Beginning January 2013, single-use plastic carryout bags won’t be allowed at most stores selling packaged food in Alameda County, and customers will have to pay for their paper bags at the checkout counter. The Reusable Bag Ordinance, adopted by Alameda County Waste Management Authority in January of 2012, is an effort to reduce waste in the county and targets stores that traditionally distribute a high volume of single-use plastic bags.
Affected establishments include supermarkets, liquor stores, pharmacies and other convenience stores such as mini marts. Under the new ordinance, store owners will be required to charge their customers the minimum fee of 10 cents per paper bag and will also be allowed to retain the profit.
“It’s sort of the way– the direction a lot of the counties are moving in,” said Ken Appel, manager of the Safeway in Rockridge. “I think everybody knows that it’s for the environment, so they are okay with it. Safeway has been doing it in San Francisco, so we already have the program to roll out and provide training for our employees.”
With the new ordinance approaching, store managers will have to begin planning ahead for all of the changes required to start selling recycled paper and reusable bags. They will have to prepare register receipts, assign bar codes to bags, and program cash registers to show the bag sales on receipts. Training employees on the upcoming guidelines is also a concern for store owners now.
At Star Grocery store, just blocks away from Rockridge’s Safeway, employees have already begun making adjustments to comply with the new regulation. Since receiving the ordinance notification, cashier Taylor Graham has been making a point of informing his clientele about the future paper bag fee.
“When they come in and they don’t have a bag of their own, we just tell them that coming up, at the beginning of the year, we are going to start charging them 10 cents per bag – and that’s the minimum charge,” he said.
For stores like Star Grocery, transferring the cost of bags to shoppers might be a way of cutting some expenses. “It’s kind of a good idea, because we spend a lot of money on bags and often times it’s just a big bag for one or two items, said manager Harly Burkhart. “It’s a waste.”

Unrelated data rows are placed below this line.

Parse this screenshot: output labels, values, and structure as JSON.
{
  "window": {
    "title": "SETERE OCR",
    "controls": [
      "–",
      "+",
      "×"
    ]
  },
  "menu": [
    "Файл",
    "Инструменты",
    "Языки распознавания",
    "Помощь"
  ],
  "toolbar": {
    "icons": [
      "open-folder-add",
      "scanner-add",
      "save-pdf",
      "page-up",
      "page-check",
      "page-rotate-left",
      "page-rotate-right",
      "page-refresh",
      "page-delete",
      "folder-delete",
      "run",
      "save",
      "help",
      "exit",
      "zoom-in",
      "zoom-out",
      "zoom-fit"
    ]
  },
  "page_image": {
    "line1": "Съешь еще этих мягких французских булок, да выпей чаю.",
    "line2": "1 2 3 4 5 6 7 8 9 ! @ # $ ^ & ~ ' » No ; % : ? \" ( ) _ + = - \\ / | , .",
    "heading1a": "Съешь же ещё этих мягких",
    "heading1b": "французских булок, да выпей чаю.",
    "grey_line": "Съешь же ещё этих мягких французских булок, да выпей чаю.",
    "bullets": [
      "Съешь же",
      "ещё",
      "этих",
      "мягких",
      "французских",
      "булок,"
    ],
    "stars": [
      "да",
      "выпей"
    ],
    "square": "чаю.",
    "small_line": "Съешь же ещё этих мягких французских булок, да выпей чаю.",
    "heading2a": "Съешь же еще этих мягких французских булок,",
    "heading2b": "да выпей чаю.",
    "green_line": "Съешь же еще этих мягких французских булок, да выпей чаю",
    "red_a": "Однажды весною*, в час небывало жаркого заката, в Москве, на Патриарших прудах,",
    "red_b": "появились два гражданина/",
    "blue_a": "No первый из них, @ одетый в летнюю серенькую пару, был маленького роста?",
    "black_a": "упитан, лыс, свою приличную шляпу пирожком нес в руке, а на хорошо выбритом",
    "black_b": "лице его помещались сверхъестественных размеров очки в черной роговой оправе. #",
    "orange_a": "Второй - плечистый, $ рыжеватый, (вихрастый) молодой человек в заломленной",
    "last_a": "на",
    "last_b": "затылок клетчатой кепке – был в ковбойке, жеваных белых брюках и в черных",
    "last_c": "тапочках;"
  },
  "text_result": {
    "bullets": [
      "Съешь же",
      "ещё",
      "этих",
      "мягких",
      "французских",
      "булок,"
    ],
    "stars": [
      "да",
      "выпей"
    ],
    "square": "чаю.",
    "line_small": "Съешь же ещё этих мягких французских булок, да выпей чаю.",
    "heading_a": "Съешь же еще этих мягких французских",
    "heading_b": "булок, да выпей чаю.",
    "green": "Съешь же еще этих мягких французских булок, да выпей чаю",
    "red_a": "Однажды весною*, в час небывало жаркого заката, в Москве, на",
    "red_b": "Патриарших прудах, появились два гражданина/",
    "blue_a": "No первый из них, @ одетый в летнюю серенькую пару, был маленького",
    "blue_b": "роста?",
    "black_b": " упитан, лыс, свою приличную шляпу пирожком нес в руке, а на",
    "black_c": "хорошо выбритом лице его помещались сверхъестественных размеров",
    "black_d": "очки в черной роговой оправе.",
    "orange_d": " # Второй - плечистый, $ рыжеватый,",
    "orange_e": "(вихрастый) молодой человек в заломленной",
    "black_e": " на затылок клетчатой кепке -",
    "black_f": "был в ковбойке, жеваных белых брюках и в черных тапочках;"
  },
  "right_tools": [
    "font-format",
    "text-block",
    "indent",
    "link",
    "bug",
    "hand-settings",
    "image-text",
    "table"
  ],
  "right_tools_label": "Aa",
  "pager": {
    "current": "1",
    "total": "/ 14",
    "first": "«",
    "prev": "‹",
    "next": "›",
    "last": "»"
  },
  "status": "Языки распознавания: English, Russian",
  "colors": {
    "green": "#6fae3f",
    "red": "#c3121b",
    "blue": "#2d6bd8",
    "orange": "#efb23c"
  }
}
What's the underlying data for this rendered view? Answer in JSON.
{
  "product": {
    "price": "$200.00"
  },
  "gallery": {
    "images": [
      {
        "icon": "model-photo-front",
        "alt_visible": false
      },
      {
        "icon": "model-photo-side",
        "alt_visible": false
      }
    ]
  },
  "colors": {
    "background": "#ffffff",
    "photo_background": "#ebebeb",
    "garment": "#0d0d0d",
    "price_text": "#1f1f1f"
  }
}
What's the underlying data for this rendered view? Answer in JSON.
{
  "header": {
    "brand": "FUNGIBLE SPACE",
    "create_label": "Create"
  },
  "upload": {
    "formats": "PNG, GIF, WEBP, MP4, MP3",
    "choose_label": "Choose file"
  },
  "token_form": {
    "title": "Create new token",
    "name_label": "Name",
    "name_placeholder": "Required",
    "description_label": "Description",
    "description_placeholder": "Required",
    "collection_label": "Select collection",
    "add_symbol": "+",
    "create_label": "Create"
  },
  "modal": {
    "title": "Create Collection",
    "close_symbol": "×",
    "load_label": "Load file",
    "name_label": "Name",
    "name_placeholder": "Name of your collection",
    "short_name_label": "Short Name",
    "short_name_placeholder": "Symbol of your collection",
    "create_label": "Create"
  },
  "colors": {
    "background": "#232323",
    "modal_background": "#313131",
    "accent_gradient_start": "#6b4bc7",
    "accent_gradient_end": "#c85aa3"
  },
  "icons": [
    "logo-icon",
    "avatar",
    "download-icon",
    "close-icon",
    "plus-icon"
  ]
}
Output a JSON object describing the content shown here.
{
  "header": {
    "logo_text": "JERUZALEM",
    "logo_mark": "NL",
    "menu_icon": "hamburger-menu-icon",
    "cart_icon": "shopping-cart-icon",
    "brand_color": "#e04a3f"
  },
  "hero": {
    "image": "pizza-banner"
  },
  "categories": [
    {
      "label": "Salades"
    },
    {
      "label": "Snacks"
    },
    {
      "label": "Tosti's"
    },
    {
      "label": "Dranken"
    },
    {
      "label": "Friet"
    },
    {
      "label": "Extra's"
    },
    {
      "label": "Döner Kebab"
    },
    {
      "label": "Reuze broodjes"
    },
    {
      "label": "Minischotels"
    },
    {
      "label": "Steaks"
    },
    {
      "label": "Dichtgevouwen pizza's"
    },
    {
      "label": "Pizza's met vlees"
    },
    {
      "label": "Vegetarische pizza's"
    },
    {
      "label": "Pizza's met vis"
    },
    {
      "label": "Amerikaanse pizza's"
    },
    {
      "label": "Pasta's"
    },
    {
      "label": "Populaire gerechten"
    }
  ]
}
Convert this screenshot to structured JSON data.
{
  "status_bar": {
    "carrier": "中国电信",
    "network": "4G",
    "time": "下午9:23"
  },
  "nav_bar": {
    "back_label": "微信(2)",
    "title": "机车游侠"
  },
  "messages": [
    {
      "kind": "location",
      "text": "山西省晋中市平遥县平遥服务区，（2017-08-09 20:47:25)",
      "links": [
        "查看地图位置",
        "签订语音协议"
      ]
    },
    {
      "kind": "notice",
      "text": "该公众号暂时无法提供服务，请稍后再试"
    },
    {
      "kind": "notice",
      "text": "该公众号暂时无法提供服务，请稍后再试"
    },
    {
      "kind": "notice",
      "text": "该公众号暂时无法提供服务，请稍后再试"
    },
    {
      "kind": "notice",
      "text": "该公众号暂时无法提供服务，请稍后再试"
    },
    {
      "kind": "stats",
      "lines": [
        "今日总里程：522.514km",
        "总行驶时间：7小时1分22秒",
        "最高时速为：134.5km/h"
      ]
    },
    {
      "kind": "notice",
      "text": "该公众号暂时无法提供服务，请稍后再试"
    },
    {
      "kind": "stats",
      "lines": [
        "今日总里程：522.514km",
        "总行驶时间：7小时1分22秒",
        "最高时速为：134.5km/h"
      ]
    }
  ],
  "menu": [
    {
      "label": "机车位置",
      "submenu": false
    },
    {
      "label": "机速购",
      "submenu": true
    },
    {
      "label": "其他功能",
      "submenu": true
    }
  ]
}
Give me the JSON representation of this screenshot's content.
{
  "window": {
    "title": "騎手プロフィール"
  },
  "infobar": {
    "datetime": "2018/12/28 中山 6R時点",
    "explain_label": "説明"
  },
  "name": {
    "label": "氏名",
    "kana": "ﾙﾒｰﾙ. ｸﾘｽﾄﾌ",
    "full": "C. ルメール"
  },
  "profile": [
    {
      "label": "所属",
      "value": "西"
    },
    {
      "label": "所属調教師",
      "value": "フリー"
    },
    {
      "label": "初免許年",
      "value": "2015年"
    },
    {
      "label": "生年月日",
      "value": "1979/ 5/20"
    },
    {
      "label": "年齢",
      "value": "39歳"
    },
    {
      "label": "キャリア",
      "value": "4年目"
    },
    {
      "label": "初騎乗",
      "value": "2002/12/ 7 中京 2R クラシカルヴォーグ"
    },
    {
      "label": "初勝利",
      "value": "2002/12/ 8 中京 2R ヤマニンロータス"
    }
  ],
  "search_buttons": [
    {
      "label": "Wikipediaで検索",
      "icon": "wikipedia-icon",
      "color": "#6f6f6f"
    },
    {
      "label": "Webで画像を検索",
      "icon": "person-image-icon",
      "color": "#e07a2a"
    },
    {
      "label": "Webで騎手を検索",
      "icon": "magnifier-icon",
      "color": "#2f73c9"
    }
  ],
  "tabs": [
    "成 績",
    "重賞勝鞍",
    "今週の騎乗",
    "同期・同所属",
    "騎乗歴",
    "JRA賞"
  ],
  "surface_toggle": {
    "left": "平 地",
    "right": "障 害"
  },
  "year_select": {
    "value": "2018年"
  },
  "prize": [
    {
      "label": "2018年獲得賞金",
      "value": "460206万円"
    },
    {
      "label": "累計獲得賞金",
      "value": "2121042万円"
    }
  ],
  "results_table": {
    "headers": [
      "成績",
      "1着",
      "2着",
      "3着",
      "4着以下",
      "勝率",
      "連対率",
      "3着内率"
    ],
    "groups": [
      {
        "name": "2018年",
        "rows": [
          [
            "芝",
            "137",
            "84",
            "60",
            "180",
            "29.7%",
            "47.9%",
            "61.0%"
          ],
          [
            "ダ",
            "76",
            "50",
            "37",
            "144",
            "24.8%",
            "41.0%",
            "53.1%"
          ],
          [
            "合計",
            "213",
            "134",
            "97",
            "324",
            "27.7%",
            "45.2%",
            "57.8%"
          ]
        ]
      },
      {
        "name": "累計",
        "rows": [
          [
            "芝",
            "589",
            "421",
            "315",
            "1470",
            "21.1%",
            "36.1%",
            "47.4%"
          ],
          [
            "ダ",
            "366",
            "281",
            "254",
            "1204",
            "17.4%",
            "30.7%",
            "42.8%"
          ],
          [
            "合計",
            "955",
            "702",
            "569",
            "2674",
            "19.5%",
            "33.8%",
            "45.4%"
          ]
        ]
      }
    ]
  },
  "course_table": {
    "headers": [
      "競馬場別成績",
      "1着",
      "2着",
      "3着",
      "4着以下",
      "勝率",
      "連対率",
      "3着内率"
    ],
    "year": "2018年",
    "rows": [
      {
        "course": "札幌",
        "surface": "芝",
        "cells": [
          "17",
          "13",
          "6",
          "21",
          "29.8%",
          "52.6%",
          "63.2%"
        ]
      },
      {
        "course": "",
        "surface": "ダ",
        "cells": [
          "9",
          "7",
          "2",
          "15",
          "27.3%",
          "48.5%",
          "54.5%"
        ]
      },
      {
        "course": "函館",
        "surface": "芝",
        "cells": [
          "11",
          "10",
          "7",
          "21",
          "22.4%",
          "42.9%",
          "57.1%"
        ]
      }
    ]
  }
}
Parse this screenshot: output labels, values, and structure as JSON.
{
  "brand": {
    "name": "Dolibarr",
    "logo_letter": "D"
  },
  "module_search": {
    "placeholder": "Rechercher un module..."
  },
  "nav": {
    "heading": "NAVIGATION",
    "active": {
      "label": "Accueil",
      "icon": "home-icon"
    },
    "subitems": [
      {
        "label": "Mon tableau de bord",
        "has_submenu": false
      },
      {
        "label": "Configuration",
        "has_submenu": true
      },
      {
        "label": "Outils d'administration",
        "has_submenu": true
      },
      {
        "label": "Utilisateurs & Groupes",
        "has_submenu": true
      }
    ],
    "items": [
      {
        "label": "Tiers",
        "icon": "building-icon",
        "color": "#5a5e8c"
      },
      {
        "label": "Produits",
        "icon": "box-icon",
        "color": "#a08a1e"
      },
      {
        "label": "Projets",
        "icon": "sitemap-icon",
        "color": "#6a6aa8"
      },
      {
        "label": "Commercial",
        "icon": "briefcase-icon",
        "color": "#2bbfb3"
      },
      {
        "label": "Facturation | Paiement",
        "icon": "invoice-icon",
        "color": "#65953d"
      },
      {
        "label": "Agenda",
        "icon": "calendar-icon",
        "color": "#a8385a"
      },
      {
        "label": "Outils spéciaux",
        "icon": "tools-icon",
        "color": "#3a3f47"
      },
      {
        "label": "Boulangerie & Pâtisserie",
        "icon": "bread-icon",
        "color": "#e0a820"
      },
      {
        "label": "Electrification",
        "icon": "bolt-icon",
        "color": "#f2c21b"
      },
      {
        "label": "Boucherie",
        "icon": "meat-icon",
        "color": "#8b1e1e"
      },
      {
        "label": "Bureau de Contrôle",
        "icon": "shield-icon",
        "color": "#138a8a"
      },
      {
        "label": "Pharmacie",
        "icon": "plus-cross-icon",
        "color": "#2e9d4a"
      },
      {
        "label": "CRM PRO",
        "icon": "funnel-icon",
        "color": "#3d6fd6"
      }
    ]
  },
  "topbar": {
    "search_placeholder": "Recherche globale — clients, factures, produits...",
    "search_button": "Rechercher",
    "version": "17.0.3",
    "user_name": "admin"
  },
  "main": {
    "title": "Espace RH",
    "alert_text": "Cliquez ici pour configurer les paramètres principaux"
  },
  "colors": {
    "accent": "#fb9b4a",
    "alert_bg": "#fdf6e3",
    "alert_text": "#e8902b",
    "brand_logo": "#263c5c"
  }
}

According to the Alameda County Waste Management Authority, about 764 million plastic bags are distributed within the county every year. “They are one of the most common litter items found in creeks, storm drains and waterways,” said Waste Management spokesperson Jeff Becerra. Waste Management officials hope the new regulation will reduce plastic bag litter within the county and reduce the cost of cleanup.
In the streets of Oakland, many people say they are ready to adopt reusable bags as an alternative to the plastic ones. “Everything is going green—I agree it’s a good move in the right direction,” said Oakland’s resident Jabari Bell, as he walked towards Safeway. “If I forget to bring my bag, I don’t mind paying the extra 10 cents.”
Although most people agree with the ban of single-plastic bags, not everyone in Alameda County is willing to disburse 10 cents per paper bag. Berkeley resident Earline Gilbert said she usually buys her groceries at the Safeway store in Rockridge. After learning about the new ordinance, she said, she is considering shopping elsewhere.
“I’m not prepared to pay no 10 cents for bags every time I go to the store,” she said, as she pushed her shopping cart filled with several plastic bags full of groceries. “I’ll go to Costco. They’re in Richmond.”
But if the bag fee is a burden for some people’s budgets, it might also compel Alameda County residents to bring their own bags every time they visit a grocery store.
“It will force me to remember to bring the bags with me,” said Oakland’s resident Jean Cassidy as she picked up groceries at a store in Rockridge. “For a lot of people, I think that is an imposition, but I think what it will do is force you to chance your habits.”
The Reusable Bag Ordinance takes effect January 1st 2013, and will affect most stores that mainly sell packaged food in Alameda County. Restaurants, take-out food establishments and retail stores not selling packaged food, along with farmer’s markets, will not be affected by the regulation. Plastic bags used to protect and transport produce, bulk food or meat within the store—from fruit bin to checkout counter, for example—will not be regulated.